Zsh Mailing List Archive
Messages sorted by: Reverse Date, Date, Thread, Author

Re: Determining the length of "long"?

On Fri, Sep 12, 2014 at 08:10:19PM +0200, Roman Neuhauser wrote:
> # dominik.vogt@xxxxxx / 2014-09-12 19:04:44 +0200:
> > > see getconf(1)[0] and unistd.h(0P)[1], specifically
> > > _POSIX_V6_ILP32_OFF32 and its brethren.
> > 
> > Ah great, that pointed exactly to what I need.
> glad to be of help!  i would have brought these up earlier but you said
> > inside a zsh script (without using external programs, of course).
> which seemed to disqualify getconf(1)...  the clarification was also
> very subtle: :)

I know.  :-)  But I'm not immune to learning when a certain
approach causes more trouble than it saves you.  Actually I didn't
know a simple configuration program was around and wanted to avoid
using a monster like perl or gcc, because latency does matter.

> > the shell is absolutely the right tool here (combine several unix
> > command line programs in a pipe, filter their output and generate
> > a wm command from that)
> overall a good reminder of the need for precise problem statements. :)

Yes, but easy to say afterwards when one already know the solution. :)

What the script actually does is:

 * When started by fvwm it is passed an input and an output file
   descriptor to receive and send data from and to the wm core as
   numbers on the command line.  (The direction from fvwm to the
   script is disabled in that case).
 * Then, and that is the new feature, it determines automatically
   if binary longs are 32 bit or 64 bit and chooses a function
   to send strings to fvwm.  (The length of the string is sent as
   a binary long value which is hard coded to 160.)
 * Then it goes into an endless loop and sleeps for a while with
   zselect.  When it wakes up it

    * calls ps to determine the process that uses the most cpu
    * extracts the used memory percentage prom /proc/meminfo
    * uses strftime to get the current time and date in a certain

   All this information is wrapped in wm commands and sent to the
   window manager core which forwards it to another module
   (FvwmButtons) which in turn updates the labels of some buttons
   to these strings.

As I always have a plethora of zshs running anyway, this approach
turned out to be very easy to implement, and does not use much
resources.  In earlier attempts to get this right there was a
noticeable lag, say, when playing kobodeluxe.

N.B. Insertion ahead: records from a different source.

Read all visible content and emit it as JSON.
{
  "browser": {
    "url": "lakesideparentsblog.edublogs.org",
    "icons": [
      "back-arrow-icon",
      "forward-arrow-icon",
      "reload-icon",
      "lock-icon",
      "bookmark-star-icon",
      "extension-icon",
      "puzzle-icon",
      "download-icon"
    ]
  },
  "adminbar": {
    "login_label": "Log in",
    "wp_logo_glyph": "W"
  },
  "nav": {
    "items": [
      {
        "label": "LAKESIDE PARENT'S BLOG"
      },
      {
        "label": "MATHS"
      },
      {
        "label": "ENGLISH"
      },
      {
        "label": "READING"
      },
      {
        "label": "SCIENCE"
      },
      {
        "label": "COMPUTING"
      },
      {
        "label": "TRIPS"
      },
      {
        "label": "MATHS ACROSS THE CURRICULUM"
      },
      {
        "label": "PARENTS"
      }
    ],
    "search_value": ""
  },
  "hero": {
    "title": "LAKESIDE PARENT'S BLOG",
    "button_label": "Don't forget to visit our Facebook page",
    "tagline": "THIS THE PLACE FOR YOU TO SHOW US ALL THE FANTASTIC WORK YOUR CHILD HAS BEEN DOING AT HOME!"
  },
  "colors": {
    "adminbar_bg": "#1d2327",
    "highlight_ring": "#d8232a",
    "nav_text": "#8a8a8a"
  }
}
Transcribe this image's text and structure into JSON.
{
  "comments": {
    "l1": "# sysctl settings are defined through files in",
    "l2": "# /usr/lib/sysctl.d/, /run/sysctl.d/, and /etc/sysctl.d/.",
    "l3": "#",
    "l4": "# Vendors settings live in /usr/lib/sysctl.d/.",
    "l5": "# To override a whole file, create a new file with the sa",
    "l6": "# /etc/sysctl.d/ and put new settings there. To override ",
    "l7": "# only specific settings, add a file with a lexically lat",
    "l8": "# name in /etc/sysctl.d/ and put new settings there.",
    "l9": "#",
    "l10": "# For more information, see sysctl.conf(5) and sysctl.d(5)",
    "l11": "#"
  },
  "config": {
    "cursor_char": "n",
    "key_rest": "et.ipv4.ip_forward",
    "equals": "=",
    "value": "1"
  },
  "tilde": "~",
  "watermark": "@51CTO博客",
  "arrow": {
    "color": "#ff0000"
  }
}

Eventually we'll make the fvwm module interface easier to use and
then it won't be necessary to determine details of the machine
architecture anymore.


Dominik ^_^  ^_^


Dominik Vogt

Messages sorted by: Reverse Date, Date, Thread, Author